“CRWU handles the tech transfer, with the hospital an interested onlooker, because it would like to conduct the clinical trials,” Gerson said.
“There is a joint effort in tech transfer between UHCMC and CWRU,” he added. “The faculty members go through the university tech-transfer office, and the medical center is not a licensee. But the agreement allows the hospital to conduct the early-stage clinical trials.”
Gerson added that although he is “scientifically interested” in the outcome of the trials, he will not be involved in their administration.
Delivery to Drug Development
For Lentigen, the deal represents the first in a series of soon-to-be-disclosed collaborations with various non-profit research institutions, as well as the company’s first foray into using its lentiviral vectors in therapeutic applications, Ravenscroft told BTW.
Lentigen has traditionally sold its lentiviral delivery technology as research kits to companies and academic labs that use it to deliver molecules such as siRNAs into cells in vitro.
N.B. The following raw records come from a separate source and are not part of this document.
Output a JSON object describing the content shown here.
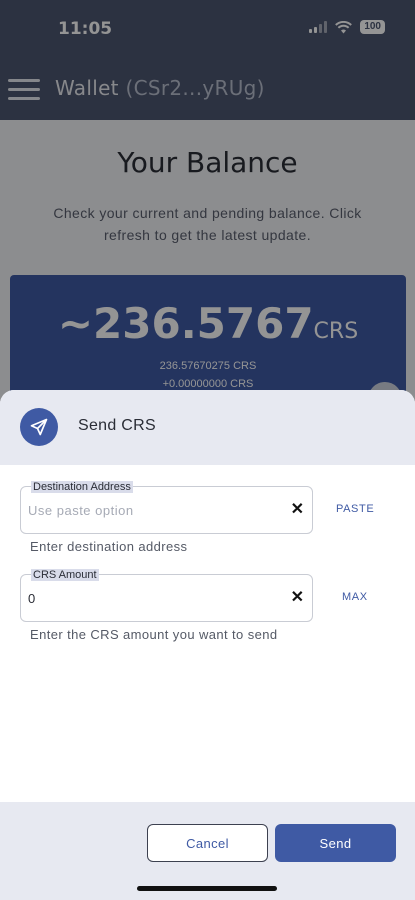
{
  "status_bar": {
    "time": "11:05",
    "battery": "100",
    "icons": [
      "signal-icon",
      "wifi-icon",
      "battery-icon"
    ]
  },
  "app_bar": {
    "title": "Wallet",
    "address": "(CSr2...yRUg)",
    "menu_icon": "hamburger-menu-icon"
  },
  "balance": {
    "title": "Your Balance",
    "description": "Check your current and pending balance. Click refresh to get the latest update.",
    "main_amount": "~236.5767",
    "unit": "CRS",
    "confirmed": "236.57670275 CRS",
    "pending": "+0.00000000 CRS"
  },
  "sheet": {
    "icon": "send-icon",
    "title": "Send CRS",
    "destination": {
      "label": "Destination Address",
      "value": "",
      "placeholder": "Use paste option",
      "helper": "Enter destination address",
      "action": "PASTE"
    },
    "amount": {
      "label": "CRS Amount",
      "value": "0",
      "placeholder": "",
      "helper": "Enter the CRS amount you want to send",
      "action": "MAX"
    },
    "cancel_label": "Cancel",
    "send_label": "Send"
  },
  "colors": {
    "primary": "#3f5aa4",
    "appbar": "#4d5670",
    "sheet_header": "#e7e9f1"
  }
}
However, Ravenscroft said that in recent years the company has decided to develop the vectors for therapeutic uses as well.
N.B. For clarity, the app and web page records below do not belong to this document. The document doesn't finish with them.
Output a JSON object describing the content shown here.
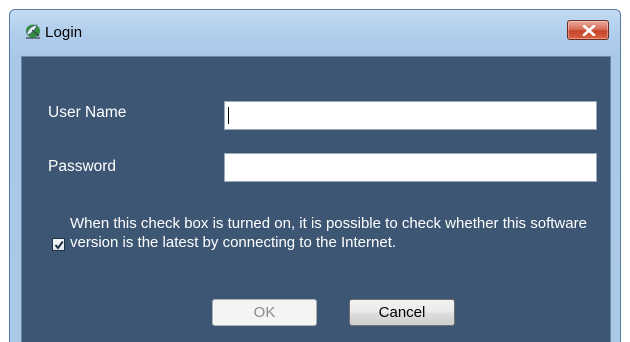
{
  "window": {
    "title": "Login",
    "icon": "satellite-dish-icon",
    "close_icon": "close-icon"
  },
  "form": {
    "username_label": "User Name",
    "username_value": "",
    "password_label": "Password",
    "password_value": "",
    "check_label": "When this check box is turned on, it is possible to check whether this software version is the latest by connecting to the Internet.",
    "check_checked": true
  },
  "buttons": {
    "ok_label": "OK",
    "ok_enabled": false,
    "cancel_label": "Cancel"
  },
  "colors": {
    "client_background": "#3d5673",
    "frame": "#aac9e6",
    "close_button": "#c7452c"
  }
}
“Once you start to get animal data for a gene therapy, and you’re showing proof of concept in a large animal model, I get very excited about that.”
“Pairing our lentiviral vectors with promising gene targets is a critical part of our business model,” Ravnescroft said.
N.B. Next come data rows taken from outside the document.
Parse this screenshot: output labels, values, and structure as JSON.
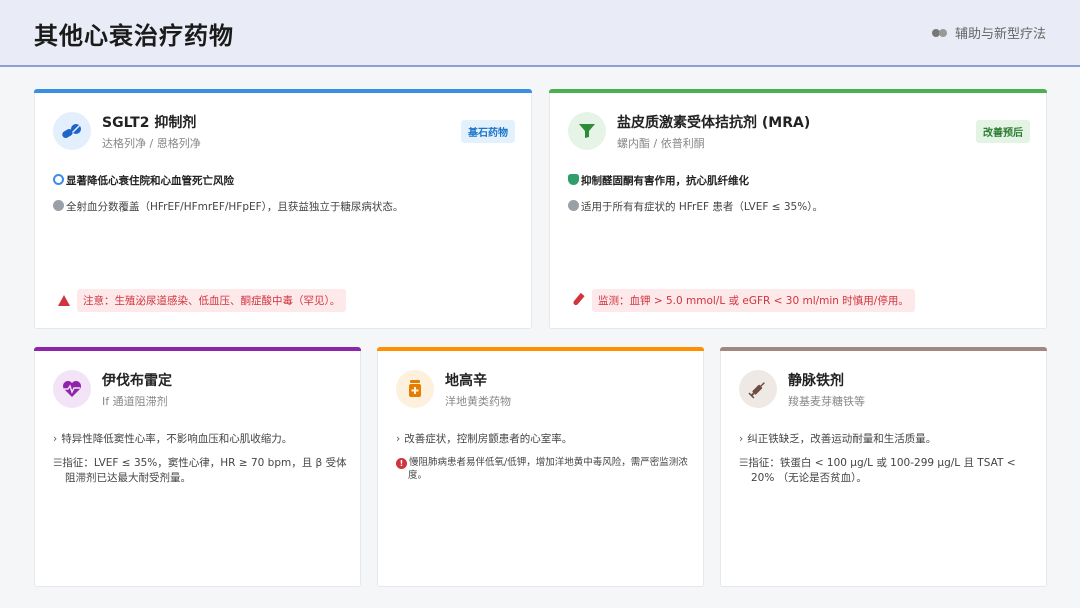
{
  "header": {
    "title": "其他心衰治疗药物",
    "tag": "辅助与新型疗法",
    "tag_icon": "pills-icon"
  },
  "cards": {
    "sglt2": {
      "color": "#3a8ee6",
      "icon": "pills-icon",
      "name": "SGLT2 抑制剂",
      "sub": "达格列净 / 恩格列净",
      "badge": "基石药物",
      "point1": "显著降低心衰住院和心血管死亡风险",
      "point2": "全射血分数覆盖（HFrEF/HFmrEF/HFpEF），且获益独立于糖尿病状态。",
      "warning": "注意：生殖泌尿道感染、低血压、酮症酸中毒（罕见）。"
    },
    "mra": {
      "color": "#4caf50",
      "icon": "filter-icon",
      "name": "盐皮质激素受体拮抗剂 (MRA)",
      "sub": "螺内酯 / 依普利酮",
      "badge": "改善预后",
      "point1": "抑制醛固酮有害作用，抗心肌纤维化",
      "point2": "适用于所有有症状的 HFrEF 患者（LVEF ≤ 35%）。",
      "warning": "监测：血钾 > 5.0 mmol/L 或 eGFR < 30 ml/min 时慎用/停用。"
    },
    "ivabradine": {
      "color": "#8e24aa",
      "icon": "heartbeat-icon",
      "name": "伊伐布雷定",
      "sub": "If 通道阻滞剂",
      "point1": "特异性降低窦性心率，不影响血压和心肌收缩力。",
      "point2": "指征：LVEF ≤ 35%，窦性心律，HR ≥ 70 bpm，且 β 受体阻滞剂已达最大耐受剂量。"
    },
    "digoxin": {
      "color": "#ff8f00",
      "icon": "medicine-bottle-icon",
      "name": "地高辛",
      "sub": "洋地黄类药物",
      "point1": "改善症状，控制房颤患者的心室率。",
      "point2": "慢阻肺病患者易伴低氧/低钾，增加洋地黄中毒风险，需严密监测浓度。"
    },
    "iron": {
      "color": "#a1887f",
      "icon": "syringe-icon",
      "name": "静脉铁剂",
      "sub": "羧基麦芽糖铁等",
      "point1": "纠正铁缺乏，改善运动耐量和生活质量。",
      "point2": "指征：铁蛋白 < 100 μg/L 或 100-299 μg/L 且 TSAT < 20% （无论是否贫血）。"
    }
  }
}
At first, the company plans to pursue this avenue by forging multiple collaborations, including with universities, Ravenscroft said. “But as we go forward, we intend to develop capabilities to develop therapeutics ourselves,” he added.
He said a recent example of this strategy is the opening of its new GMP-manufacturing facility in Gaithersburg, Md., where Lentigen will likely continue to clinically develop the MGMT treatment after CWRU finishes its Phase I trials of the drug.
Lentigen’s Dropulic told BTW that the company decided on CRWU and Gerson’s lab for its first collaboration because of Dropulic’s ongoing professional relationship with Gerson, and because of recent studies in dog and monkey models that showed a bone-marrow stem cell-enrichment effect when MGMT therapy was combined with temozolomide, a commonly administered drug for brain tumors.
“Once you start to get animal data for a gene therapy, and you’re showing proof of concept in a large animal model, I get very excited about that,” Dropulic said. “The next phase is proving it in humans, but having real animal data showing that you can protect stem cells from the effects of temozolomide is very exciting.”
Dropulic added that the MGMT gene-therapy technology has been in clinical development using a murine onco-retroviral vector, “but not a lentivral vector, and it hasn’t proven as effective a lentiviral vector potentially would be,” he said. “That’s why we’re excited to apply the efficient transducing properties of lentiviruses with the MGMT technology.”
According to Gerson, lentivirus delivery vectors are poised to become the “dominant player” in gene transfer in humans.
Lentivirus delivery vectors “have shown to be safer than retroviruses; more efficient than any other vector we have; stable; they don’t seem to cause insertional mutations at the rate of other vectors; and they’re more predictable,” Gerson said. “All of this hints that, going forward, this will be a better tool than most any other gene-transfer technology that is now available.”
As such, Gerson said that he expects his lab to continue working with Lentigen on other gene targets that would be appropriate for lentiviral-bases therapeutics, although he declined to say whether the partners have drawn up an official sponsored research agreement.
“There is a lot of inventory right now that they and we are developing, and there are going to be, over time, numerous other partners that will want to come and play in this space with the vector backbone from Lentigen and the gene that we’re providing,” Gerson said.
“As one can imagine the variety of modifications of the lentivirus to optimize gene transfer, combined with a whole second generation of genes that would be piggy-backed into this system, that would provide more clinical applications – and the sky’s the limit on what those genes might be,” he added.